It was decided to exclude the microphones and cameras from a debate which the assembly later described as being handled with great responsibility, in no small measure due to the manner in which it was led.
John Paterson was born in Leeds and educated at Hillhead High School in Glasgow. He was a fighter pilot with the RAF during the Second World War, and after demobilisation he qualified in insurance, and business took him to east Africa. He was present in 1958 when David Steel, who was to become moderator ten years before Paterson, preached his last sermon as minister of St Andrew's, Nairobi. Sensing then how vital the ministry was to Steel, Paterson began to feel the call to the ministry himself. He returned to Scotland and took degrees in arts and divinity at Edinburgh University while also acting as student assistant at St Cuthbert's in the city under Dr Leonard Small.
In 1964 he was inducted to St John's Church in Bathgate, and in 1970 moved to be minister of St Paul's Church in the affluent area of Milngavie outside Glasgow. He was to stay there for 17 years.
Paterson's business background made him a natural choice to be asked to be involved in the Church's financial affairs. He was convener of the General Assembly's board of stewardship and finance at a difficult time, when high inflation and escalating oil prices made huge demands on congregational finances, threatening contributions to the central funds of the Church.
If Paterson's insistence on financial prudence and the grave tone of the reports he presented to the General Assembly gave the impression of hardness and inflexibility, they were in marked contrast to his personal charm and sense of humour, reflecting more how seriously he saw the need for the Church to change. He won the Church's admiration and confidence.
Paterson became convener of the Assembly Council, set up to instigate change within the Church, and it was thought he would serve a full term in this role before allowing himself to be considered for moderator. However, the reception of his nomination reflected his qualities and popularity. Addressing the assembly for the first time as moderator in 1984 he said he was there as "an ordinary parish minister, engaged like all other ordinary parish ministers in the privilege of preaching week by week, celebrating the sacraments and undertaking the daily round which goes on from a thousand manses up and down the land".

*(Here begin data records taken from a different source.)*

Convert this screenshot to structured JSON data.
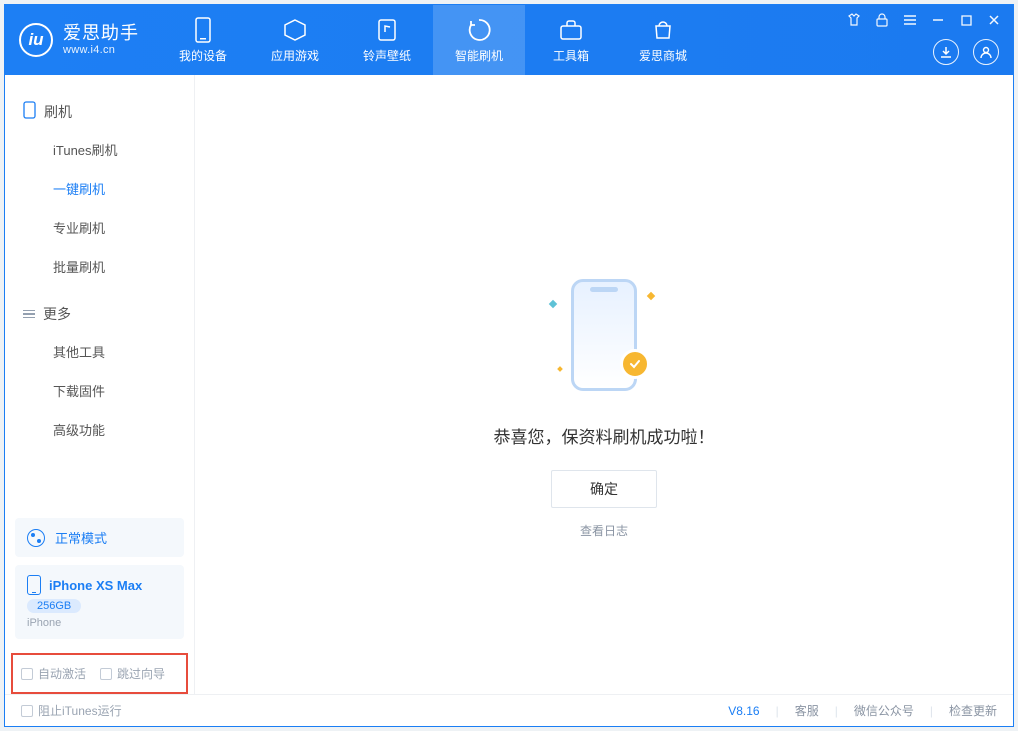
{
  "brand": {
    "title": "爱思助手",
    "subtitle": "www.i4.cn",
    "logo_letter": "iu"
  },
  "tabs": [
    {
      "label": "我的设备",
      "icon": "device-icon"
    },
    {
      "label": "应用游戏",
      "icon": "apps-icon"
    },
    {
      "label": "铃声壁纸",
      "icon": "ringtone-icon"
    },
    {
      "label": "智能刷机",
      "icon": "flash-icon",
      "active": true
    },
    {
      "label": "工具箱",
      "icon": "toolbox-icon"
    },
    {
      "label": "爱思商城",
      "icon": "store-icon"
    }
  ],
  "sidebar": {
    "sections": [
      {
        "title": "刷机",
        "icon": "phone-icon",
        "items": [
          "iTunes刷机",
          "一键刷机",
          "专业刷机",
          "批量刷机"
        ],
        "active_index": 1
      },
      {
        "title": "更多",
        "icon": "menu-icon",
        "items": [
          "其他工具",
          "下载固件",
          "高级功能"
        ],
        "active_index": -1
      }
    ],
    "mode": {
      "label": "正常模式"
    },
    "device": {
      "name": "iPhone XS Max",
      "storage": "256GB",
      "type": "iPhone"
    },
    "checks": {
      "auto_activate": "自动激活",
      "skip_guide": "跳过向导"
    }
  },
  "main": {
    "success_message": "恭喜您，保资料刷机成功啦！",
    "ok_button": "确定",
    "view_log": "查看日志"
  },
  "statusbar": {
    "block_itunes": "阻止iTunes运行",
    "version": "V8.16",
    "links": [
      "客服",
      "微信公众号",
      "检查更新"
    ]
  }
}
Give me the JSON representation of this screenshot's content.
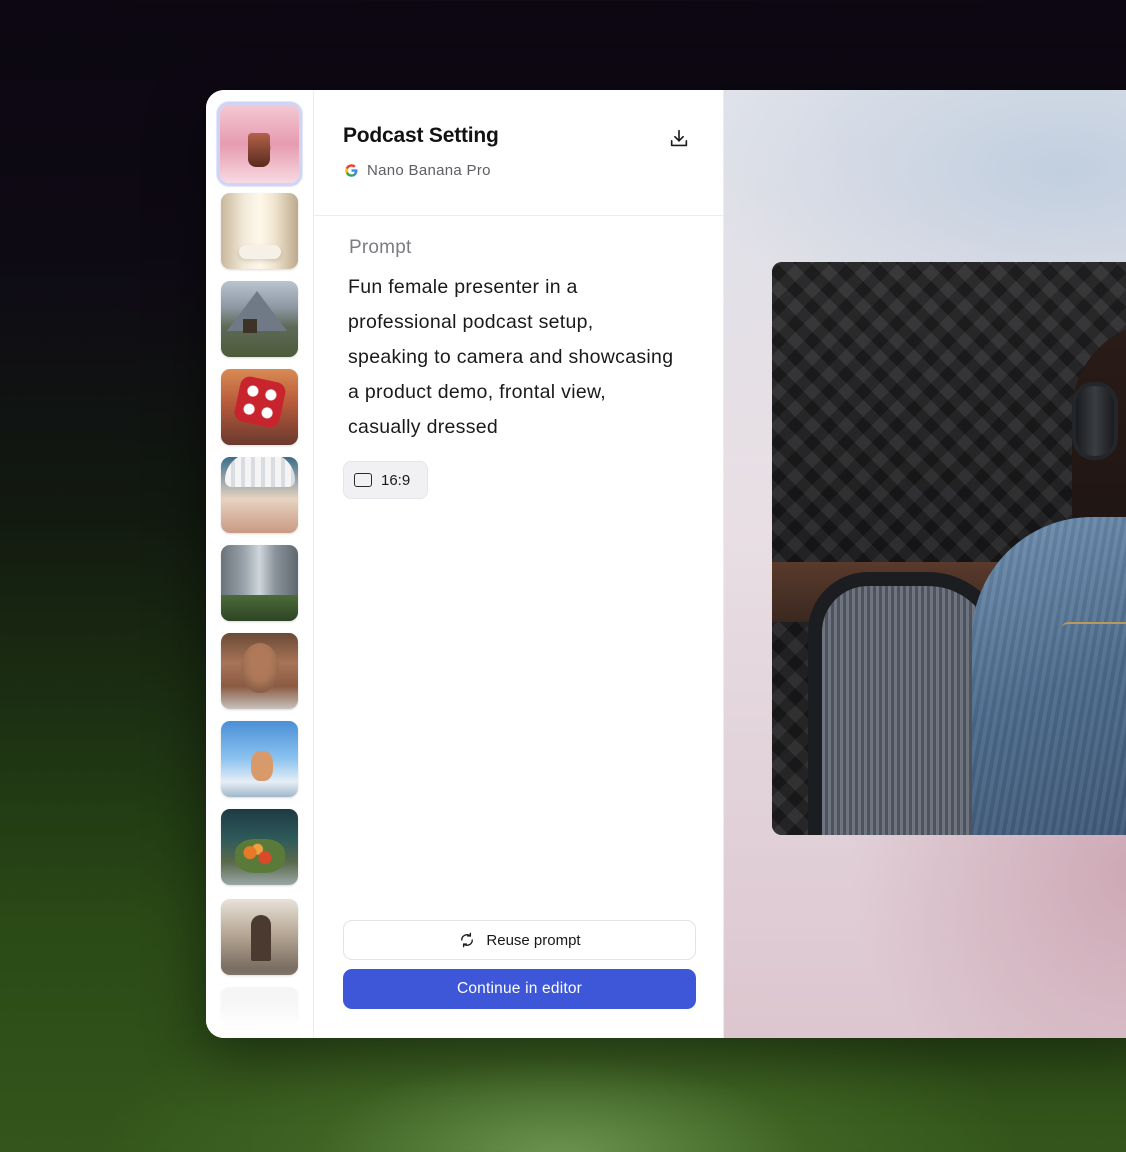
{
  "rail": {
    "thumbnails": [
      {
        "name": "thumbnail-pink-coffee",
        "selected": true
      },
      {
        "name": "thumbnail-white-interior",
        "selected": false
      },
      {
        "name": "thumbnail-mountain-cabin",
        "selected": false
      },
      {
        "name": "thumbnail-red-dice",
        "selected": false
      },
      {
        "name": "thumbnail-knit-hat-portrait",
        "selected": false
      },
      {
        "name": "thumbnail-city-street",
        "selected": false
      },
      {
        "name": "thumbnail-woman-portrait",
        "selected": false
      },
      {
        "name": "thumbnail-sky-character",
        "selected": false
      },
      {
        "name": "thumbnail-fish-terrarium",
        "selected": false
      },
      {
        "name": "thumbnail-airport-man",
        "selected": false
      },
      {
        "name": "thumbnail-faded",
        "selected": false
      }
    ]
  },
  "panel": {
    "title": "Podcast Setting",
    "model": {
      "icon": "google-icon",
      "name": "Nano Banana Pro"
    },
    "download_icon": "download-icon",
    "prompt_label": "Prompt",
    "prompt_text": "Fun female presenter in a professional podcast setup, speaking to camera and showcasing a product demo, frontal view, casually dressed",
    "aspect": {
      "icon": "aspect-ratio-icon",
      "label": "16:9"
    },
    "reuse_button": {
      "icon": "refresh-icon",
      "label": "Reuse prompt"
    },
    "continue_button": {
      "label": "Continue in editor"
    }
  },
  "colors": {
    "accent": "#3d57d8",
    "selected_border": "#cfd3f5"
  }
}
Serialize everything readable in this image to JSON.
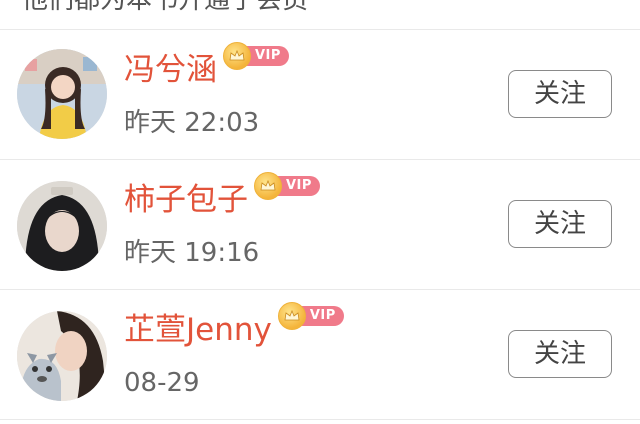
{
  "header": {
    "partial_text": "他们都为本书开通了会员"
  },
  "users": [
    {
      "name": "冯兮涵",
      "vip_label": "VIP",
      "time": "昨天 22:03",
      "follow_label": "关注",
      "avatar": "girl-yellow-sweater-avatar"
    },
    {
      "name": "柿子包子",
      "vip_label": "VIP",
      "time": "昨天 19:16",
      "follow_label": "关注",
      "avatar": "girl-black-hood-avatar"
    },
    {
      "name": "芷萱Jenny",
      "vip_label": "VIP",
      "time": "08-29",
      "follow_label": "关注",
      "avatar": "girl-with-plush-husky-avatar"
    }
  ],
  "colors": {
    "name": "#e2533a",
    "vip_tag": "#f07a8a",
    "crown": "#f4b43a",
    "divider": "#e9e9e9"
  }
}
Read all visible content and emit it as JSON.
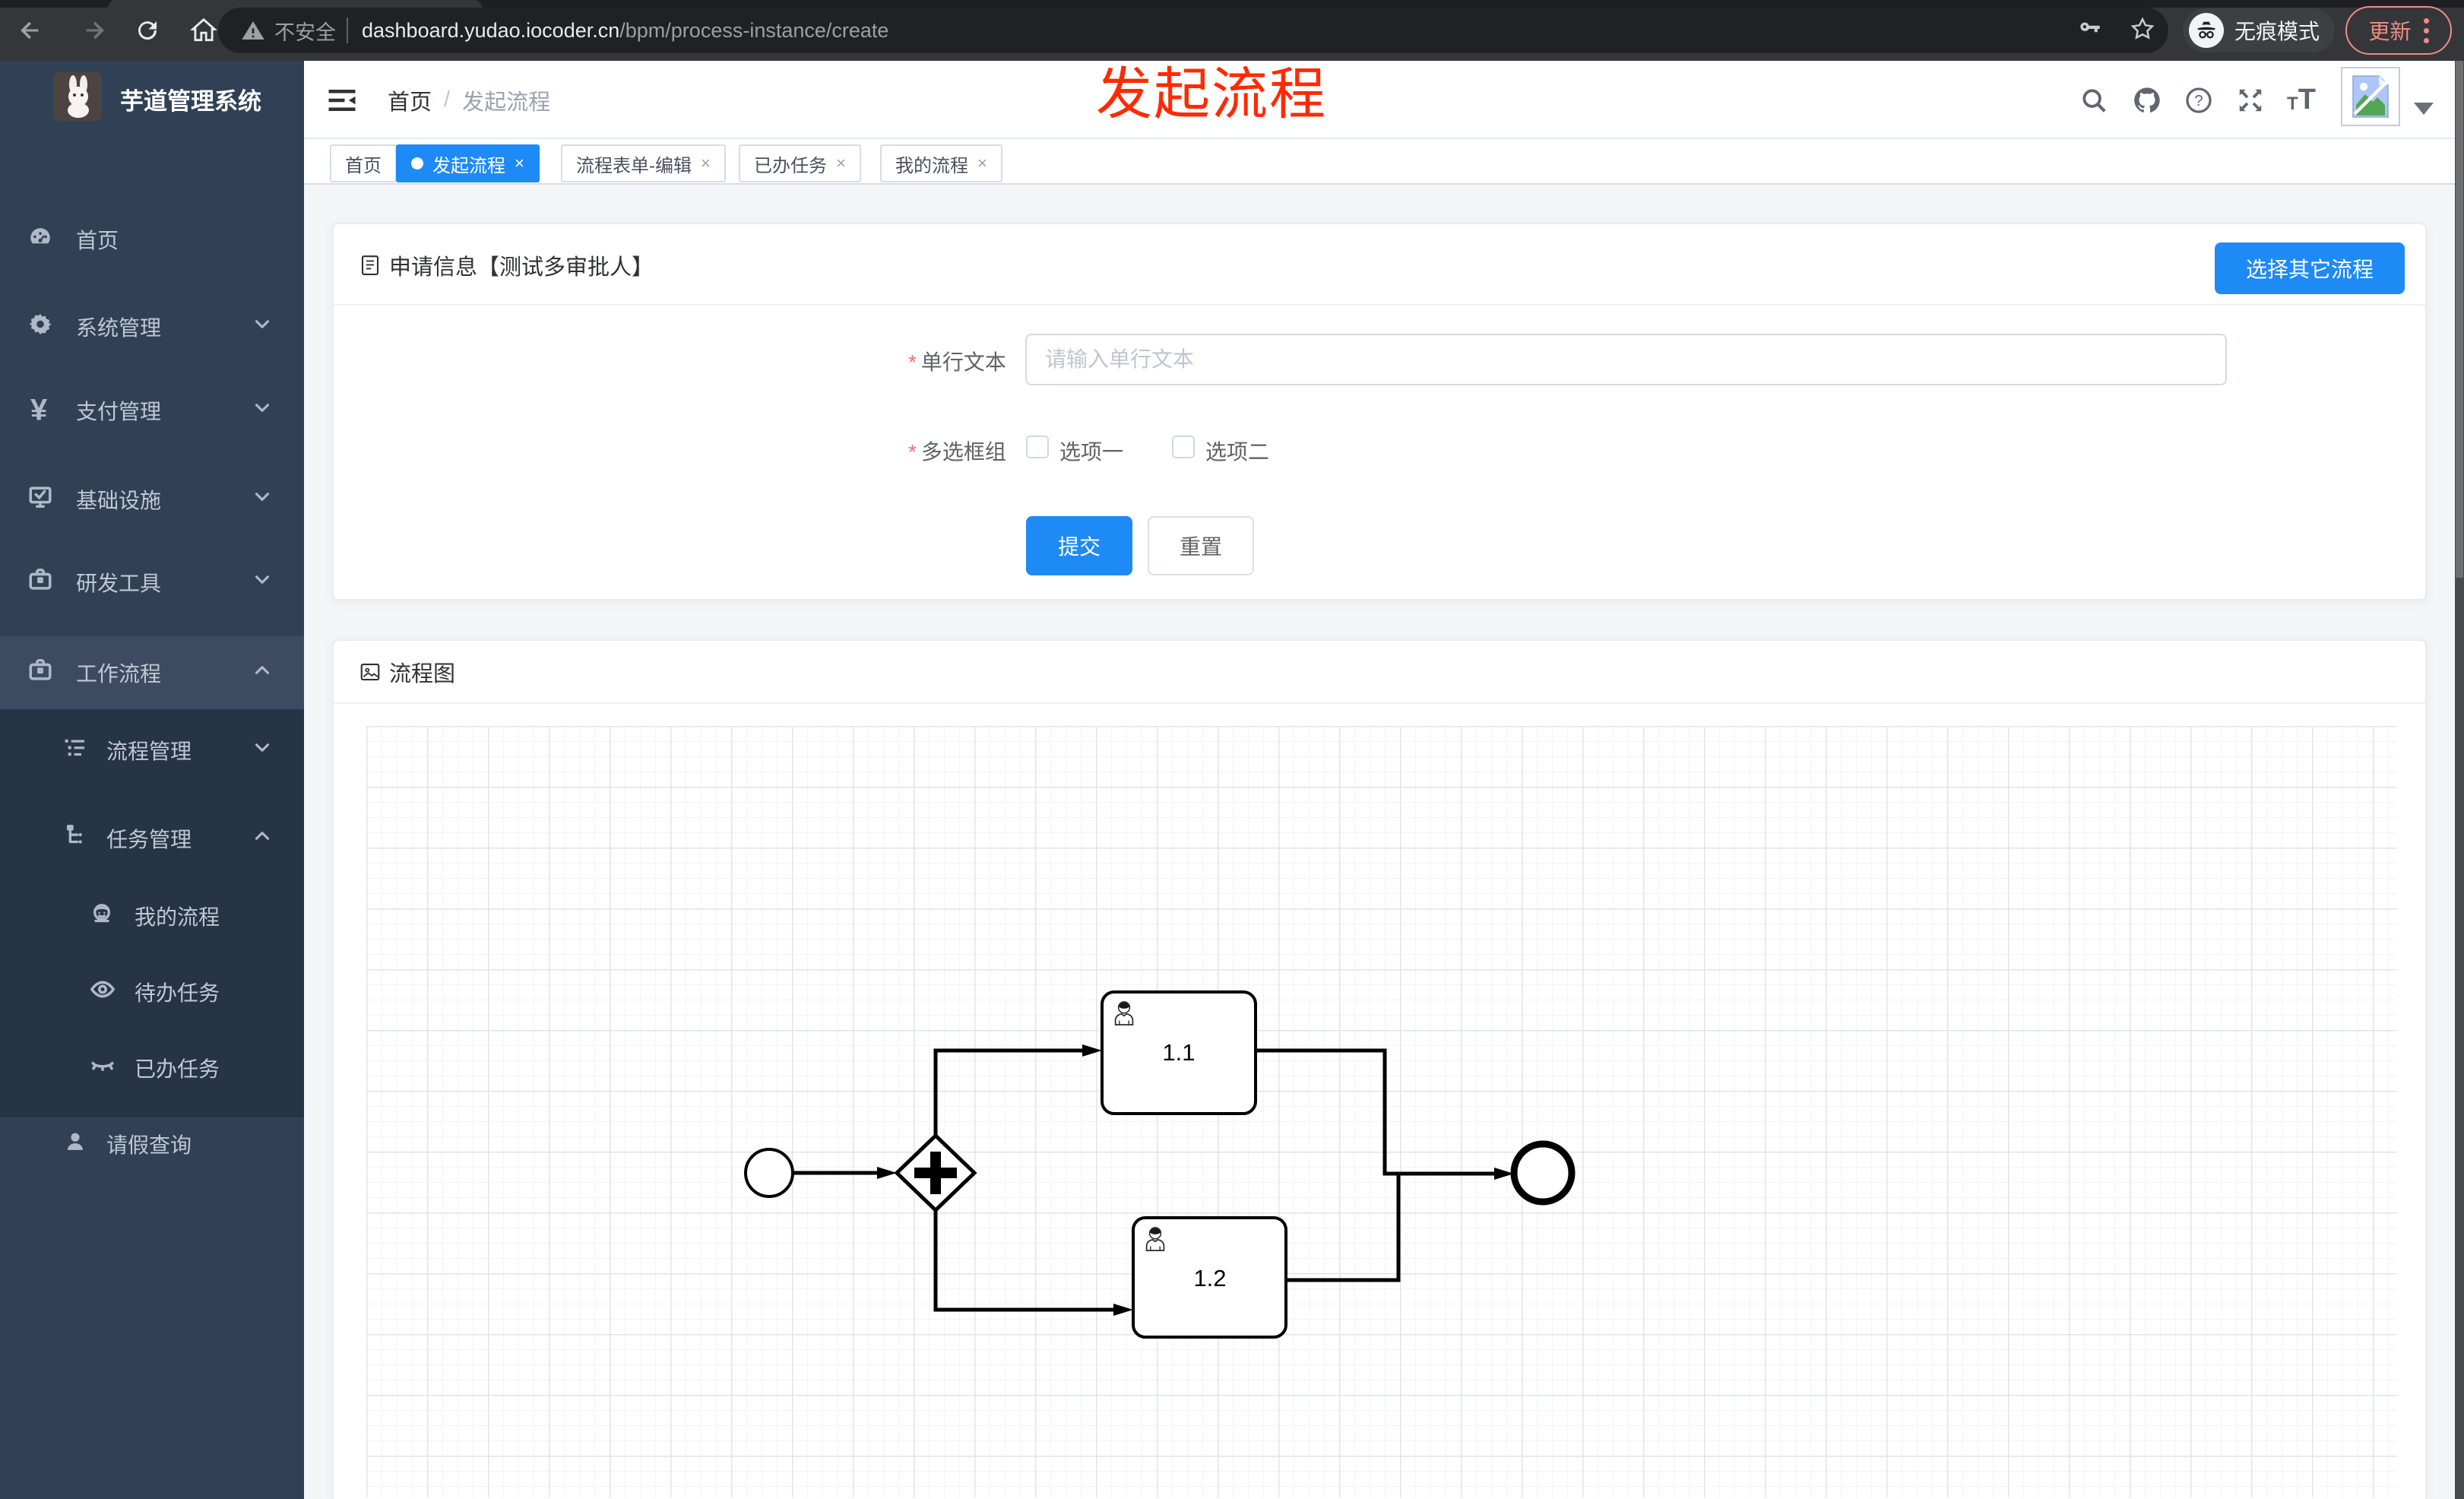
{
  "browser": {
    "security_label": "不安全",
    "url_domain": "dashboard.yudao.iocoder.cn",
    "url_path": "/bpm/process-instance/create",
    "incognito_label": "无痕模式",
    "update_label": "更新",
    "icons": [
      "back-icon",
      "forward-icon",
      "reload-icon",
      "home-icon",
      "warning-icon",
      "key-icon",
      "star-icon",
      "incognito-icon",
      "kebab-menu-icon"
    ]
  },
  "sidebar": {
    "app_title": "芋道管理系统",
    "items": [
      {
        "label": "首页",
        "icon": "dashboard-icon",
        "chevron": ""
      },
      {
        "label": "系统管理",
        "icon": "gear-icon",
        "chevron": "down"
      },
      {
        "label": "支付管理",
        "icon": "yen-icon",
        "chevron": "down"
      },
      {
        "label": "基础设施",
        "icon": "monitor-icon",
        "chevron": "down"
      },
      {
        "label": "研发工具",
        "icon": "briefcase-icon",
        "chevron": "down"
      },
      {
        "label": "工作流程",
        "icon": "briefcase-icon",
        "chevron": "up",
        "expanded": true
      }
    ],
    "submenu": [
      {
        "label": "流程管理",
        "icon": "list-icon",
        "chevron": "down"
      },
      {
        "label": "任务管理",
        "icon": "tree-icon",
        "chevron": "up"
      },
      {
        "label": "我的流程",
        "icon": "face-icon",
        "chevron": ""
      },
      {
        "label": "待办任务",
        "icon": "eye-open-icon",
        "chevron": ""
      },
      {
        "label": "已办任务",
        "icon": "eye-closed-icon",
        "chevron": ""
      },
      {
        "label": "请假查询",
        "icon": "user-icon",
        "chevron": ""
      }
    ]
  },
  "header": {
    "breadcrumb": [
      "首页",
      "发起流程"
    ],
    "separator": "/",
    "icons": [
      "search-icon",
      "github-icon",
      "help-icon",
      "fullscreen-icon",
      "font-size-icon",
      "avatar",
      "caret-down-icon"
    ]
  },
  "tabs": [
    {
      "label": "首页",
      "active": false,
      "closable": false
    },
    {
      "label": "发起流程",
      "active": true,
      "closable": true
    },
    {
      "label": "流程表单-编辑",
      "active": false,
      "closable": true
    },
    {
      "label": "已办任务",
      "active": false,
      "closable": true
    },
    {
      "label": "我的流程",
      "active": false,
      "closable": true
    }
  ],
  "close_glyph": "×",
  "annotation": {
    "text": "发起流程",
    "color": "#ff2a00"
  },
  "apply_card": {
    "title": "申请信息【测试多审批人】",
    "choose_button": "选择其它流程",
    "fields": [
      {
        "label": "单行文本",
        "required": true,
        "placeholder": "请输入单行文本",
        "value": ""
      },
      {
        "label": "多选框组",
        "required": true,
        "options": [
          "选项一",
          "选项二"
        ],
        "checked": [
          false,
          false
        ]
      }
    ],
    "submit": "提交",
    "reset": "重置"
  },
  "diagram_card": {
    "title": "流程图",
    "type": "bpmn",
    "nodes": [
      {
        "id": "start",
        "kind": "start-event"
      },
      {
        "id": "gateway",
        "kind": "parallel-gateway"
      },
      {
        "id": "task1",
        "kind": "user-task",
        "label": "1.1"
      },
      {
        "id": "task2",
        "kind": "user-task",
        "label": "1.2"
      },
      {
        "id": "end",
        "kind": "end-event"
      }
    ],
    "edges": [
      "start→gateway",
      "gateway→task1",
      "gateway→task2",
      "task1→end",
      "task2→end"
    ]
  },
  "colors": {
    "primary": "#1e8af6",
    "sidebar": "#304156",
    "submenu": "#263546",
    "annotation": "#ff2a00"
  }
}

His moderatorial year was described as one of encouragement and challenge, which had left the Church with a wider vision and a new heart. During it, he took part in the historic gathering of all the Scottish Church leaders at Pentecost on the island of Iona, and he took the opportunity to return to Kenya to visit the Presbyterian Church of East Africa.
In 1986, Paterson was appointed convener of a special commission set up to examine the ethics of investment and banking. The commission endorsed the work of the country's financial community, in particular, commending ethically managed unit trusts. Among its other recommendations two years later were that the government should ensure that making adequate provision for education and healthcare was as significant as financial investment; that credit unions should be encouraged; and that while apartheid continued, people should refrain from investing where substantial profits came from South Africa. The commission also recommended writing off government-to-government debt to reduce the burden of repayment by third-world countries.
Paterson received a doctorate of divinity from Aberdeen University in 1986 and retired from St Paul's Milngavie the following year and moved to Edinburgh, where he became a member of St Giles' Cathedral. He was someone of considerable graciousness, whose pastoral attentiveness, considerable energy and unequivocal belief in the parish ministry benefited not only his two congregations but the Church at large. He is survived by his wife, Jill, whom he married in 1946 and his children, Elizabeth, Michael and Blair.